Friday, August 27, 2010

Canada Can’t Ignore ASEAN Region


Already seen as a laggard in China and India, Canada can ill afford to miss out on the economic boom in Southeast Asia

Canada has dragged its heels developing trade with southeast Asian nations, and a scathing report says that gaffe has left us on the margins while other countries organize lucrative pacts in one of the most important economic regions in the world.
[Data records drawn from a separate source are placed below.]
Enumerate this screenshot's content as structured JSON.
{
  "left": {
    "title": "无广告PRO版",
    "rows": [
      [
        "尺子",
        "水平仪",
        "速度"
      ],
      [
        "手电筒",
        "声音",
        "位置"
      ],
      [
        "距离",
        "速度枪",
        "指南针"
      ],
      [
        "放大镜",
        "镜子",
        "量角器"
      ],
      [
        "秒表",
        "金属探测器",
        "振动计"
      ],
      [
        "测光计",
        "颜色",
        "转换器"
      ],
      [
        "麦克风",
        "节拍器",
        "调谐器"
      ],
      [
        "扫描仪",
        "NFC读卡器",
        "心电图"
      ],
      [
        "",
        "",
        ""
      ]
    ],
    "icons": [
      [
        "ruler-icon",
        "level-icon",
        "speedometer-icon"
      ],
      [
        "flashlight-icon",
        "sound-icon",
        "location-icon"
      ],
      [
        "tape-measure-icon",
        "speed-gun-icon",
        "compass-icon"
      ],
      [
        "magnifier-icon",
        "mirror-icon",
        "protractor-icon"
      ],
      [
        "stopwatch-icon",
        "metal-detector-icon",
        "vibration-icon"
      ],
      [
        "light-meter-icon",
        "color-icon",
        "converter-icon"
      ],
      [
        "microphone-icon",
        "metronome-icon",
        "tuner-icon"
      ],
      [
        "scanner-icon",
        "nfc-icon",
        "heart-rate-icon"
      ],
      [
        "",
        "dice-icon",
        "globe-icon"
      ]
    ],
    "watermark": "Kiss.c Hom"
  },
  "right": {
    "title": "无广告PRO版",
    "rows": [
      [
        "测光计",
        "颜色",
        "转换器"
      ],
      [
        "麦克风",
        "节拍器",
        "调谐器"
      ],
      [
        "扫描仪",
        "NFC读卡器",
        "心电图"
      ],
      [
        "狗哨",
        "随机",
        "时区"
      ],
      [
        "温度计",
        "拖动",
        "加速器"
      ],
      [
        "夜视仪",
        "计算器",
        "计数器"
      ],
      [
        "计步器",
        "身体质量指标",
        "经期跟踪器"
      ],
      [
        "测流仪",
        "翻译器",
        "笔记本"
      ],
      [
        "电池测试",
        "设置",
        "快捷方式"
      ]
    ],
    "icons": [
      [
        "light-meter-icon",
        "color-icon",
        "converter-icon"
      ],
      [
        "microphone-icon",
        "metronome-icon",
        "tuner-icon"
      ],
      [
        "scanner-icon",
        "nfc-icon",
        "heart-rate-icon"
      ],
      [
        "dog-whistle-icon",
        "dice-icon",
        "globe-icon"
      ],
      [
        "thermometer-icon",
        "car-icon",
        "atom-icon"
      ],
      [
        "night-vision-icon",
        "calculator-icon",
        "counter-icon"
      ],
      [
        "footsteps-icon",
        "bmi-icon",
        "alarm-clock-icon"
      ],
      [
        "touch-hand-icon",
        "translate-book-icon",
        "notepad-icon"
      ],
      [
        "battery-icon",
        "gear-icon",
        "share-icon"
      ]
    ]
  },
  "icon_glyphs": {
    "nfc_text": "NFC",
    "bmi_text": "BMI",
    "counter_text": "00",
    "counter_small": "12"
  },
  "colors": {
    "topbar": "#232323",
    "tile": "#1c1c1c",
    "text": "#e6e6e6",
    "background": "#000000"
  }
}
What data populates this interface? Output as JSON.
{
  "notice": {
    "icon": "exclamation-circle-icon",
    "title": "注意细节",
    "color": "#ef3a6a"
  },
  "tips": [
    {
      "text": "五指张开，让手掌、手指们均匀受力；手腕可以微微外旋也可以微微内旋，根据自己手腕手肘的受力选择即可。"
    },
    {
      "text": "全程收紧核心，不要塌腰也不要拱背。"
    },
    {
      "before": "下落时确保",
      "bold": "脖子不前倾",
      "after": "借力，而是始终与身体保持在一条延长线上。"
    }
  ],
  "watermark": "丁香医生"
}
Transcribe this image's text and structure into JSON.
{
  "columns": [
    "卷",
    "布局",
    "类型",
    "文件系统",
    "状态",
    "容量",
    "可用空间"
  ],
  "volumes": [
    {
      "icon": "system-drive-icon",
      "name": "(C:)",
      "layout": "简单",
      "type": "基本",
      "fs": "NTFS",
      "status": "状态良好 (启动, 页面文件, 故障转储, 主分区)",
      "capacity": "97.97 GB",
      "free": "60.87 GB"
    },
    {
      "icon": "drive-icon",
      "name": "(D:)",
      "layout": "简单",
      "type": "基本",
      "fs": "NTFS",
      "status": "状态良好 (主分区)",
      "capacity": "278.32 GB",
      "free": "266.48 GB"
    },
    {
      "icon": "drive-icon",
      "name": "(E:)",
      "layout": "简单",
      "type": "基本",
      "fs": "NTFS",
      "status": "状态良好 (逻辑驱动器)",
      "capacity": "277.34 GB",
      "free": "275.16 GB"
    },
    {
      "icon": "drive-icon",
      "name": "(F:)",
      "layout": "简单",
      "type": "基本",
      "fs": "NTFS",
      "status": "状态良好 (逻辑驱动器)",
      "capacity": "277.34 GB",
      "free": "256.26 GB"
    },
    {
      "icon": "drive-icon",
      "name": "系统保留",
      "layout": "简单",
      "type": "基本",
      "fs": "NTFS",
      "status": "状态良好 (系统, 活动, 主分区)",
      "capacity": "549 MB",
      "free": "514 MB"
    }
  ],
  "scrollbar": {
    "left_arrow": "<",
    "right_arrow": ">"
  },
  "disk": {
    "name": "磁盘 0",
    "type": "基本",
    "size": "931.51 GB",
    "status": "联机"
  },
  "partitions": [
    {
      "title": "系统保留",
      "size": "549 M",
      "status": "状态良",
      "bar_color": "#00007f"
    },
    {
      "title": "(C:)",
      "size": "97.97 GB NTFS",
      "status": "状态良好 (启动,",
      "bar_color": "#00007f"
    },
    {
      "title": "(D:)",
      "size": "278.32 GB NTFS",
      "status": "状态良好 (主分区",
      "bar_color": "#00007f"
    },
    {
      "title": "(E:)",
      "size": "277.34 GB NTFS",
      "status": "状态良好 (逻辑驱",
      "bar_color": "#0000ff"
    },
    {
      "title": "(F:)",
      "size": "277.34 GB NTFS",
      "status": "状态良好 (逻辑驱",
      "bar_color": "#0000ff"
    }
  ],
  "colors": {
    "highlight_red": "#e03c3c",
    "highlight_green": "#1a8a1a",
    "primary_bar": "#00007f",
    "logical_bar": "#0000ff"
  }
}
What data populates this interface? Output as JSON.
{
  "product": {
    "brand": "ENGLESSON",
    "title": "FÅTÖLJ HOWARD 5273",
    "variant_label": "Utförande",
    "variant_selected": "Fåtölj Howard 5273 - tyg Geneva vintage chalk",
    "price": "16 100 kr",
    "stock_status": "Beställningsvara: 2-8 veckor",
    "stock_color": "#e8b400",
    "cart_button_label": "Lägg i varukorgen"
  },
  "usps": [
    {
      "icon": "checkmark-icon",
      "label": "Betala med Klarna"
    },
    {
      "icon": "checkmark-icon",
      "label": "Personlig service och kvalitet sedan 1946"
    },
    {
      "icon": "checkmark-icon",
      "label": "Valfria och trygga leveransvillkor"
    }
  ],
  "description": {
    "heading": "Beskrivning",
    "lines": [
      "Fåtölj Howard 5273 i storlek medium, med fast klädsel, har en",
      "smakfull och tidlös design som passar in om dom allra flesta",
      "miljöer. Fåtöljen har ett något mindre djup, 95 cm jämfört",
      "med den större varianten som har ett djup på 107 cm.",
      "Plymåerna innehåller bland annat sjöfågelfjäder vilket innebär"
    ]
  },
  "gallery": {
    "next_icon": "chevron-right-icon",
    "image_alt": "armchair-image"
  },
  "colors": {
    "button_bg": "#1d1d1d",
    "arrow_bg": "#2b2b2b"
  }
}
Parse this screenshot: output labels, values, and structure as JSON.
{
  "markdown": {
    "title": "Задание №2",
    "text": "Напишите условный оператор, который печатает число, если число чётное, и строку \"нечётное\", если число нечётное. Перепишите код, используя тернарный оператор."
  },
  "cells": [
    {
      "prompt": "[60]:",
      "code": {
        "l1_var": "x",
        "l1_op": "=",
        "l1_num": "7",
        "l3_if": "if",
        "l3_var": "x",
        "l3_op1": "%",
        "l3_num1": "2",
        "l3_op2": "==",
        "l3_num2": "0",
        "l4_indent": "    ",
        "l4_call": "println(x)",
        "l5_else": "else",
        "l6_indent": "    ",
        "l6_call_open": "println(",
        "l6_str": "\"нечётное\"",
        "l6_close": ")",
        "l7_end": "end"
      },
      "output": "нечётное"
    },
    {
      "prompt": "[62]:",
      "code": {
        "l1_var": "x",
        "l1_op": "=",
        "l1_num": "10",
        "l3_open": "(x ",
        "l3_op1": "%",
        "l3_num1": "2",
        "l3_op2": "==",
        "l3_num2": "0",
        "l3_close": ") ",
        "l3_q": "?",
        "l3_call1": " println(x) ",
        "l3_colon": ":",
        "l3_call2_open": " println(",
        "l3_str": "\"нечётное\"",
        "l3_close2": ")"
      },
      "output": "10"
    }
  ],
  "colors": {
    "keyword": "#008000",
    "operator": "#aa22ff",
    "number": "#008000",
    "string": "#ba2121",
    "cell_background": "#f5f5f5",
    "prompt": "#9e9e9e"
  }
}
The report, released today by the Asia Pacific Foundation of Canada, a Vancouver-based think-tank that assesses Canada’s relations with Asia, says Canada’s lack of a “consistent and sustained policy” towards the region was ill-advised and now puts us behind economic forces such as India, China and the US in trying to organize trade with those countries.

The region, commonly known as the Association of Southeast Asian Nations, includes Brunei, Cambodia, Indonesia, Laos, Malaysia, Myanmar, Philippines, Singapore, Thailand and Viet Nam. Individually, these nations have little economic clout, but together they represent a market of 600 million people with a burgeoning middle class.

The association’s statistics-gathering agency ASEANStats has GDP pegged at US$1.5 trillion and 2008 trade of nearly US$1.9 trillion. If this were one country, it would represent the world’s 10th largest economy.

The report criticizes Canada for failing to sign free-trade agreements with any of these countries while New Zealand and Australia, India and South Korea already have agreements and the U.S. has begun negotiating.

Read more here and click here to view the report.